DESCRIPTION (provided by applicant): There are over 3.2 - 4.7 million people in the US suffering from dry eye syndrome (DES) by middle age. DES is a common multi-factorial disease of the tears and ocular surface that results in symptoms of discomfort, visual disturbance, and tear film instability with potential damage to the ocular surface. The tear system of the human eye is highly regulated and complex. Failure of any aspect will compromise the integrity of the system, resulting DES, which includes burning, foreign body sensation, reflex tearing, and visual distortion. In its most severe forms, dry eye may lead to painful recurrent corneal erosion or to secondary infection causing severe visual loss. For effective dry eye diagnosis and treatment, it is critically important to quantify the tear film thickness and its time dependent changing process. The ocular tear film is composed of three layers namely a hydrophilic mucus layer (0.02 to 0.05 5m thick), an aqueous layer (bulk of the tear film of 3 to 7 5m thick), and a lipid layer (0.1 to 0.2 5m thick). Currently, there is no suitable measurement technique that can quantify the tear film thickness in a live eye with good resolution.
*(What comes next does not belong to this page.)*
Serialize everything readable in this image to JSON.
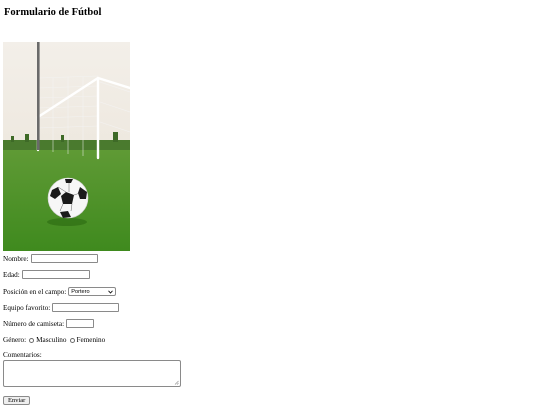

This proposed research is to explore the optical reflectometry technique for live eye tear film evaluation and to construct a working prototype system for phantom study to validate the proposed concept. Human tear film evaluation will also be performed. The optical reflectometry technique has been successfully used for dielectric film thickness evaluation in semiconductor industries. It however has not been used for the tear film evaluation in a live eye. With the capability of nm high resolution measurement and with thickness measurement range of 0.02 5m to 50 5m, we believe the proposed technique when developed will have significant impact to the dry eye diagnosis and treatment. The technology will provide a valuable tool for the study of the mechanisms and treatment of DES. Our collaborating team have experience in optical reflectometry, optical coherent tomography, and dry eye diagnosis and treatment. The specific aims of the proposed research are: 1. Develop a reflectometer based ultra-high resolution technology with the capability of measuring a thin film thickness of as thin as tens of nanometers that is suitable to measure the thickness of not only the tear film but also its various components. 2. Test and calibrate the technology on phantoms of tear film. 3. Test and calibrate the technology on human eyes (healthy eyes and dry eyes). PUBLIC HEALTH RELEVANCE: The proposed research will develop a powerful tool that can measure the tear film thickness without physical contact and be capable of integrating with the optical coherent tomography instrument. The measurement technique will be validated through phantom study and human eye tear film evaluation. The development will be valuable to dry eye diagnosis and treatment.
|Effective start/end date||8/1/10 → 7/31/12|
- National Institutes of Health: $227,994.00